Karen displayed a photo of Harold in his barn of old metal items that were chockablock.

When her father, an electrical engineer, had a problem, he’d write a letter to his brother about it. “And my uncle would write back very descriptively, what they could be,” Karen said, adding that Harold utilized a manual typewriter. “We called them “Click and Clack the Tappet Brothers” based on the weekly NPR show ‘Car Talk,’” Ritter said. “They could communicate about radios, musical instruments and how all these things would work in their letters. He would write about this organ he made. He put in the intricate sounds from manuals he read.”

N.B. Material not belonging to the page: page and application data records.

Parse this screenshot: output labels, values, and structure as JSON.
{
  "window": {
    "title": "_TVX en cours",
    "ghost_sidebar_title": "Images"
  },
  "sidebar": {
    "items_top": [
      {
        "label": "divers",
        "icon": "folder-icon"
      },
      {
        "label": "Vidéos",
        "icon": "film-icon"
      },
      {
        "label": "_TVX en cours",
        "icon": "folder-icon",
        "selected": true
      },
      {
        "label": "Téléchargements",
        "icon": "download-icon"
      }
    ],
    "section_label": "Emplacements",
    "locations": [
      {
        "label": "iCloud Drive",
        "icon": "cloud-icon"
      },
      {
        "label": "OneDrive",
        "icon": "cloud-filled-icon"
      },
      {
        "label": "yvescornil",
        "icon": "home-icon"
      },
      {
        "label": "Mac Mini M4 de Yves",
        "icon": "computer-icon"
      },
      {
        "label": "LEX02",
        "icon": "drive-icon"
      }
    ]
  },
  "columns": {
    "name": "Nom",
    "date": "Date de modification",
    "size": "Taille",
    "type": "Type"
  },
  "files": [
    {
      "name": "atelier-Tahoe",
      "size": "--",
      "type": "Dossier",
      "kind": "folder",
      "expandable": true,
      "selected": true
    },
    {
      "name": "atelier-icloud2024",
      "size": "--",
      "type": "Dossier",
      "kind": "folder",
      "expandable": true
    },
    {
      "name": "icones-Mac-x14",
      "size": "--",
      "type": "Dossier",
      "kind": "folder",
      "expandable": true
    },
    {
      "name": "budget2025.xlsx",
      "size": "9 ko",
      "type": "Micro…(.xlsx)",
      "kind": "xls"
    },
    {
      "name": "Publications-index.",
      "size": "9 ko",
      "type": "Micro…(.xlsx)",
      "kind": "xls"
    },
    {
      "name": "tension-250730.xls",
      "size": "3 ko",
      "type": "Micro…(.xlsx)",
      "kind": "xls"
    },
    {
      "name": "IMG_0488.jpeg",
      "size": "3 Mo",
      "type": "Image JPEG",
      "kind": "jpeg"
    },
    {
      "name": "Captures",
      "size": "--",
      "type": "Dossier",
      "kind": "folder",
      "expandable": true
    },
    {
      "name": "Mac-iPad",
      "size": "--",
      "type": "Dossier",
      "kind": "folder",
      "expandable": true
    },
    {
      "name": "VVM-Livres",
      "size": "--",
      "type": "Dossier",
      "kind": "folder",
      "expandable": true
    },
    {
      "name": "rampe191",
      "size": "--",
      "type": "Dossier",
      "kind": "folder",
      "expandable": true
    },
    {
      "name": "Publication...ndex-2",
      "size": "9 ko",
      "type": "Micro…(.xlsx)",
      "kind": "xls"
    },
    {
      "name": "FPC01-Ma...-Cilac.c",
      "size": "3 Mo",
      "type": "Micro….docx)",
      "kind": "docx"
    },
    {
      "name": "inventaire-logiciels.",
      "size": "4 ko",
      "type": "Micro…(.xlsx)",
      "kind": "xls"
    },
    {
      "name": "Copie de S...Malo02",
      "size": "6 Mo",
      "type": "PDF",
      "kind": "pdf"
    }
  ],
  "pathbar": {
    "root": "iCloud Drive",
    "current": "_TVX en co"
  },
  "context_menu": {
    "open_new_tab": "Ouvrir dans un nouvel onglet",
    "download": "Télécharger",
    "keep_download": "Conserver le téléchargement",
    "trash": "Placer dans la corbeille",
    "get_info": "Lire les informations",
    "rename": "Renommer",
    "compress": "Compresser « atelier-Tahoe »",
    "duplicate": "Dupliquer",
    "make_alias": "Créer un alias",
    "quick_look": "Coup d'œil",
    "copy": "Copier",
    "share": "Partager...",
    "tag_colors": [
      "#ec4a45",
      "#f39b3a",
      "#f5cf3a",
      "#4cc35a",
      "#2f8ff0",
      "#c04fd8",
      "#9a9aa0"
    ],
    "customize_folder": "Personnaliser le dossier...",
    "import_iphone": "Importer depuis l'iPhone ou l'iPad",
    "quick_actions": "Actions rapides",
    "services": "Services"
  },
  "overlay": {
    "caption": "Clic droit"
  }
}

Harold was quite frankly, a fun uncle, Karen recalled. “My sister Sue said once, ‘I’d like a train track all around the house,’ and he started making the metal for it. One time I was sad because I lost a beloved headband. He just swooped me up and ran around the yard with me.”

The guy was focused on his projects, but he had a ready sense of humor. His blue eyes would, it was reported, twinkle.

One time Sue distracted Harold while he was tending to a cow. He got kicked. No worries. Harold just shook it off. “He was the greatest,” Karen recalled. 

Karen said he would have approved of the local nonprofits that received funding. 

Bellport-Brookhaven Historical Society president Joan Kaelin expressed her gratitude. “These are the generous donations that allow us to continue our mission of community outreach with summer youth programs, adult lectures and social events,” she said, “as well as to maintain the historic buildings and museums on our campus for the enjoyment of the community.” 

 “My uncle was very into kids and he always gave to children’s organizations,” Karen said of the Boys & Girls Club. “The Carmans River Maritime Center he would like, because you’re building things with your hands. Plaza Cinema & Media Arts Center because it’s the arts and they have classes for creating animation and films, and Bellport Brookhaven Historical Society, he would be interested in the museum buildings.”